Fortunately, The Reporter was able to reach out and hold a conversation with Larry Corell-Hughes, Ph.D., Vice President of Housing and Residential Living and Learning. The housing process seems straightforward: Housing gets a target number of students from Enrollment management and is given from January to August to prepare.

 

These predictions are based on “historic and retention data,” Dr. Correll-Hughes said, “Sometimes a few small changes [in the projection] can result in larger impacts on housing targets.”

 

If 31 students were projected to study abroad, but only 21 did, that’s 10 beds they weren’t anticipating to fill. This is where the hotels and the fraternity/sorority houses come into play. As Dr. Correll-Hughes puts it, “We don’t want vacant beds that can’t be used, the reality is that people need a place to live, and these are places for them.’’

 

In 2015, Stetson’s housing department confirmed that 48 freshman men lived in a Hampton Inn, and out of those 48 men, only 10 were moved on campus by the end of the semester.
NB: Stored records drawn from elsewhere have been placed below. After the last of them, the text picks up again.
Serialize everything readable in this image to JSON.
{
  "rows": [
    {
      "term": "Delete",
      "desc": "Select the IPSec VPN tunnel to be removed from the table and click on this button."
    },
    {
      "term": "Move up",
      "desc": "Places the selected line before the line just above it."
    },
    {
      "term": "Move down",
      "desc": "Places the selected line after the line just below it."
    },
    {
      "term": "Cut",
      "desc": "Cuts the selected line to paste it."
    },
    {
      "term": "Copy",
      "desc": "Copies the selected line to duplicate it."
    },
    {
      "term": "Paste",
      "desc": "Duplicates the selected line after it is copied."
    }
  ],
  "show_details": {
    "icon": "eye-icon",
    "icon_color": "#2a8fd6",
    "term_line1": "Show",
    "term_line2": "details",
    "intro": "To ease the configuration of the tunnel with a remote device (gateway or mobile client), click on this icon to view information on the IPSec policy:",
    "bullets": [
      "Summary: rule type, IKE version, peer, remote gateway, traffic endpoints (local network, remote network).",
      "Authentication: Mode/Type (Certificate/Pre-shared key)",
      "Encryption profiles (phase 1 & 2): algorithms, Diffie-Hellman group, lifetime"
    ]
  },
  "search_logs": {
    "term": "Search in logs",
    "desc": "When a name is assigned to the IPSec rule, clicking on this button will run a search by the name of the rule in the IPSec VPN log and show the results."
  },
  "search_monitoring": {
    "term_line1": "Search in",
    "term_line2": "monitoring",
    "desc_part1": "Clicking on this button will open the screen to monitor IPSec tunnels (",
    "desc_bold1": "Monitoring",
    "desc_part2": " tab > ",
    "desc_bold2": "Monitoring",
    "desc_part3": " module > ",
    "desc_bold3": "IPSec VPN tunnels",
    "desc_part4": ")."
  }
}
Since 2015, housing has used the hotel plan as a last resort, and typically reserves it only has a temporary solution for students who refuse their off-campus residency exemptions. Individuals will only be placed into Greek life houses if these houses cannot be filled to capacity with their own members. Dr. Correll-Hughes stated that they work from August to January with affiliated houses to fill the rooms with members and friends of the organization, but many organizations do not force their members to live in the house. Regardless of where the bed is, if it’s owned by Stetson and if a student needs it, they’ll be given that bed. It’s all fairly straightforward, more often than not, the only people put into affiliated houses are second-year students and above who have turned in their housing request later than others, as housing is by a first come, first serve basis.

 

Stories such as a member of the class of 2021* who resided in a fraternity house before he was affiliated with a greek organization are noteworthy regarding their uncommon nature.

 

He recalled, “I filled out the housing request fairly late, but it was like phase II, I didn’t think I would be thrown into a frat house.”

 

What makes this student’s story unique is that as he went through formal fraternity recruitment and pledged to a fraternity that wasn’t the one that he was living in.

 

“Living in the house jades you,” he said, “You see some more of the day-to-day operations that are more telling than what they attempt to sell during rush.”

 

It appears quite daunting when imagining living in a house that is not your own organization’s, the student reflected this sentiment quite bluntly: “Wearing my letters in the house made me slightly uncomfortable, I would catch looks just walking down the hall trying to use the bathroom.’’ At the start of the second semester, the individual moved into their respective fraternity house.

 

The effects of non-affiliated members living in these Greek houses before rush week and if it impacts their decisions during rush can be problematic. There are no glaring problems in the housing process through conversations with individuals and in our interview with Dr. Correll-Hughes. It appears that most issues are created through a lack of agency on the student’s part in filling out housing requests. Specifically, in a conversation with housing, a recurring theme of students who weren’t happy with their housing situation typically reported a housing request in the later phases. To return to Dr. Correll-Hughes, “There are enrollment and admissions targets that are set, there are different entities, housing and Residential Living and Learning works with occupancy projections”. Enrollment hands a number of projected students that need a place to live for the semester, and the department of Housing and Residential Life and Living attempts to give those students any spare beds they can find.

 

*- this individual preferred to stay anonymous